An Olympus PEN E-PL5 mounted with an external EVF unit: the Olympus VF-4
EVF of Panasonic Lumix DMC-G85/G80 with 2,360,000 dots.

An electronic viewfinder (EVF) is a camera viewfinder where the image captured by the lens is displayed on a small screen (usually LCD or OLED) which the photographer can look through when composing their shot.[1] It differs from a live preview screen in being smaller and shaded from ambient light, and may also use less power. The sensor records the view through the lens, the view is processed, and finally projected on a miniature display which is viewable through the eyepiece.

Digital viewfinders are used in digital still cameras and in video cameras. Some cameras (such as Panasonic, Sony, Fujifilm) have an automatic eye sensor which switches the display from screen to EVF when the viewfinder is near the eye. More modest cameras use a button to switch the display. Some have no button at all.[2]

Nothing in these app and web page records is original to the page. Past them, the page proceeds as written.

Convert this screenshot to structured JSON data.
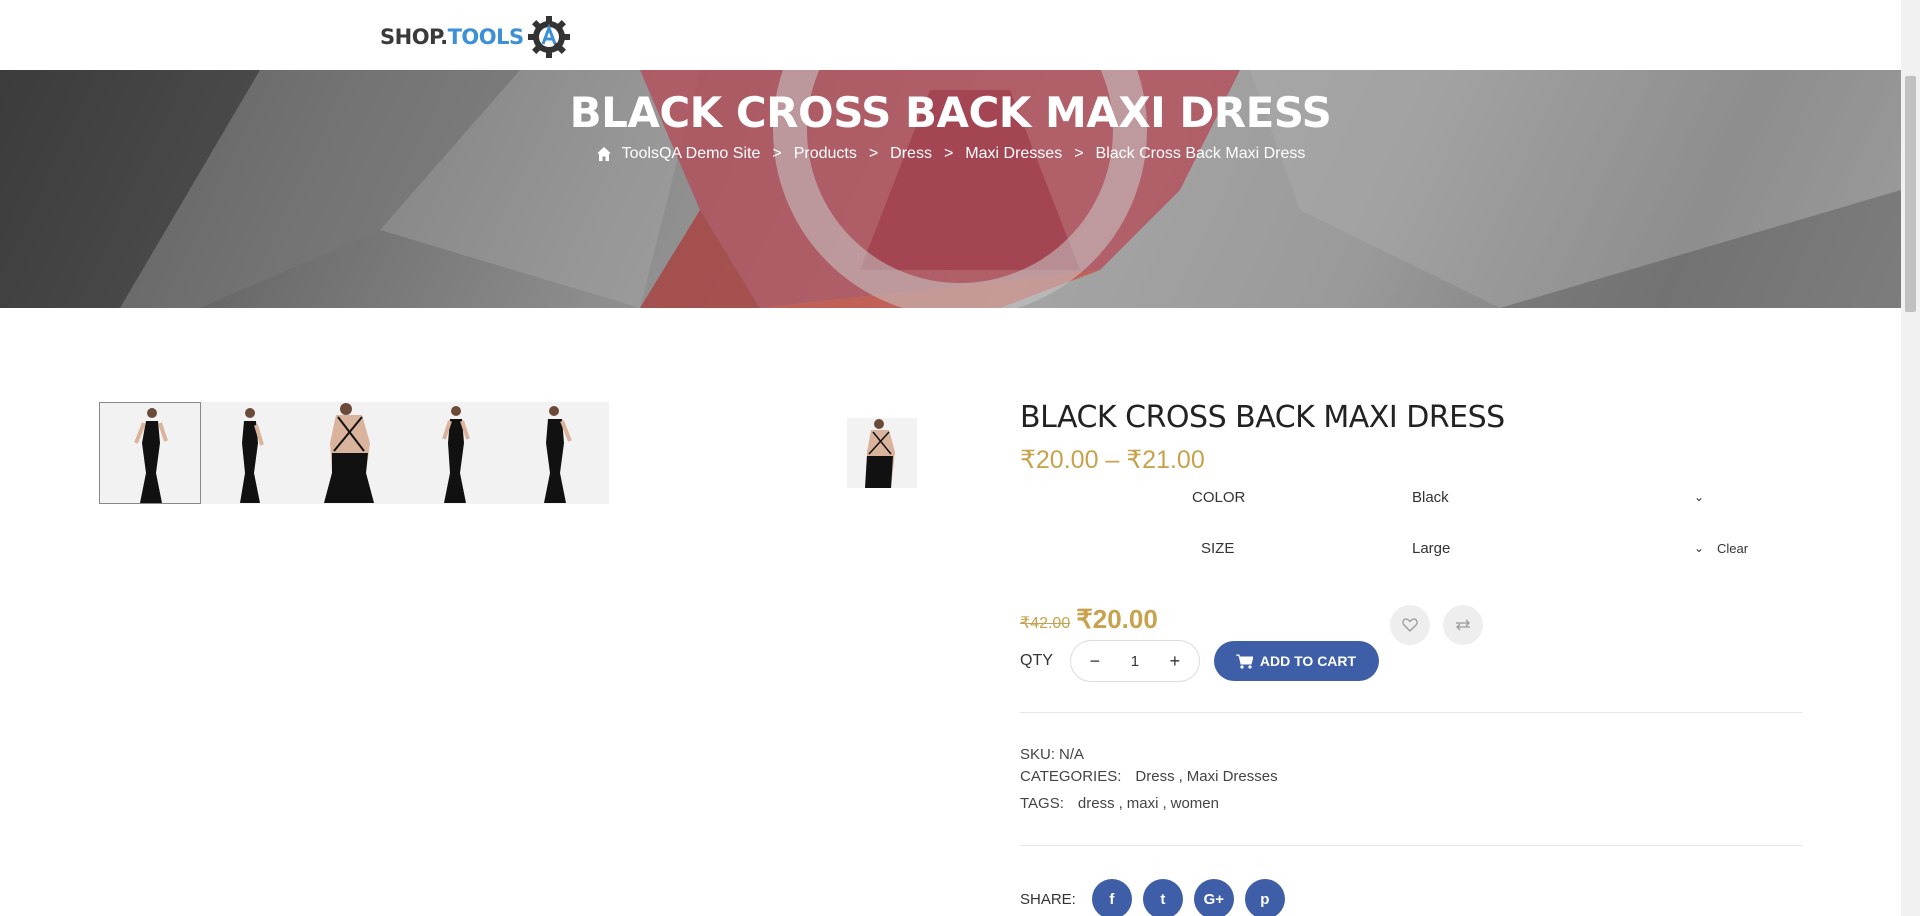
{
  "logo": {
    "shop": "SHOP.",
    "tools": "TOOLS"
  },
  "banner": {
    "title": "BLACK CROSS BACK MAXI DRESS",
    "breadcrumb": [
      "ToolsQA Demo Site",
      "Products",
      "Dress",
      "Maxi Dresses",
      "Black Cross Back Maxi Dress"
    ],
    "separator": ">"
  },
  "product": {
    "title": "BLACK CROSS BACK MAXI DRESS",
    "price_range": "₹20.00 – ₹21.00",
    "color_label": "COLOR",
    "color_value": "Black",
    "size_label": "SIZE",
    "size_value": "Large",
    "clear_label": "Clear",
    "old_price": "₹42.00",
    "new_price": "₹20.00",
    "qty_label": "QTY",
    "qty_value": "1",
    "qty_minus": "−",
    "qty_plus": "+",
    "add_to_cart": "ADD TO CART",
    "sku_label": "SKU:",
    "sku_value": "N/A",
    "categories_label": "CATEGORIES:",
    "categories": [
      "Dress",
      "Maxi Dresses"
    ],
    "tags_label": "TAGS:",
    "tags": [
      "dress",
      "maxi",
      "women"
    ],
    "share_label": "SHARE:",
    "share_icons": [
      "f",
      "t",
      "G+",
      "p"
    ]
  },
  "colors": {
    "accent": "#3f5ea8",
    "price": "#c8a24c",
    "logo_blue": "#3d8fd6"
  },
  "icons": [
    "home-icon",
    "heart-icon",
    "compare-icon",
    "cart-icon",
    "facebook-icon",
    "twitter-icon",
    "google-plus-icon",
    "pinterest-icon",
    "gear-logo-icon",
    "chevron-down-icon"
  ]
}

While many cameras come with a built-in EVF, this is fixed in place and can only be used while holding the camera to the user's eye, which may not be convenient. Other cameras don't come with an EVF at all, or come with a low quality one. It is sometimes possible to get a separate, attachable EVF to use in these cases.[3]

Comparison with optical viewfinders[edit]

Whereas EVFs use a digital screen to display a representation of the scene captured by a camera, an optical viewfinder (OVF) typically uses a prism and mirror to direct the image coming through the camera's lens to the viewfinder.[4] An EVF enables the user to view previously taken photographs and use the camera's menu system while looking through the viewfinder, which is not possible with an OVF.[4] It also allows the use of features such as focus peaking (colourful lines displayed on screen to indicate which parts of the scene are in focus which helps with focussing and composing a shot) and zebras (which help with setting exposure by indicating on screen when a part of the image will be overexposed with the current camera settings).[5] The digital preview shown in an EVF incorporates the camera's settings (including exposure, white balance, etc.) and so the image seen can be an exact preview of what the taken photograph will look like, which is not possible with an OVF.[6]

OVFs may be better suited to use in low light or situations with very big differences in brightness due to the dynamic range limitations of an electronic screen. There is also no time lag with an OVF, whereas an EVF might take a bit of time to process the image and update the display (particularly when using longer exposure times).[1]

To get the advantage of both optical and digital viewfinders some cameras have hybrid viewfinders. These display the image in an optical eyepiece viewfinder, or digitally on an LCD screen. Examples include some Fujifilm X-series cameras.[7]

See also[edit]


  1. ^ a b Massey, Jake. "Optical vs electronic viewfinders". Which?. Retrieved 2022-04-17.
  2. ^ Darren Rowse. "Should I use the LCD or Viewfinder on my Digital Camera?". Archived from the original on May 28, 2021. Retrieved July 29, 2021.
  3. ^ "To EVF, or not to EVF, that is the question". Newsshooter. 2021-03-18. Retrieved 2022-04-17.
  4. ^ a b Correll, Robert (2021). Digital SLR photography all-in-one (4 ed.). Hoboken, NJ. p. 15. ISBN 978-1-119-71170-4. OCLC 1202865632.{{cite book}}: CS1 maint: location missing publisher (link)
  5. ^ Lee, Dan (2019). Creative photography : the professional edge. ILEX GIFT. p. 154. ISBN 978-1-78157-592-5. OCLC 1043882653.
  6. ^ "Digital Camera Viewfinders: OVF, EVF, LCD, SLR, DSLR, Optical, Electronic, Tunnel". NeoCamera.com. Retrieved 2010-12-30.
  7. ^ "Fujifilm explains how its X100 hybrid viewfinder works, we nod and pretend to understand". Engadget. Retrieved 2022-04-17.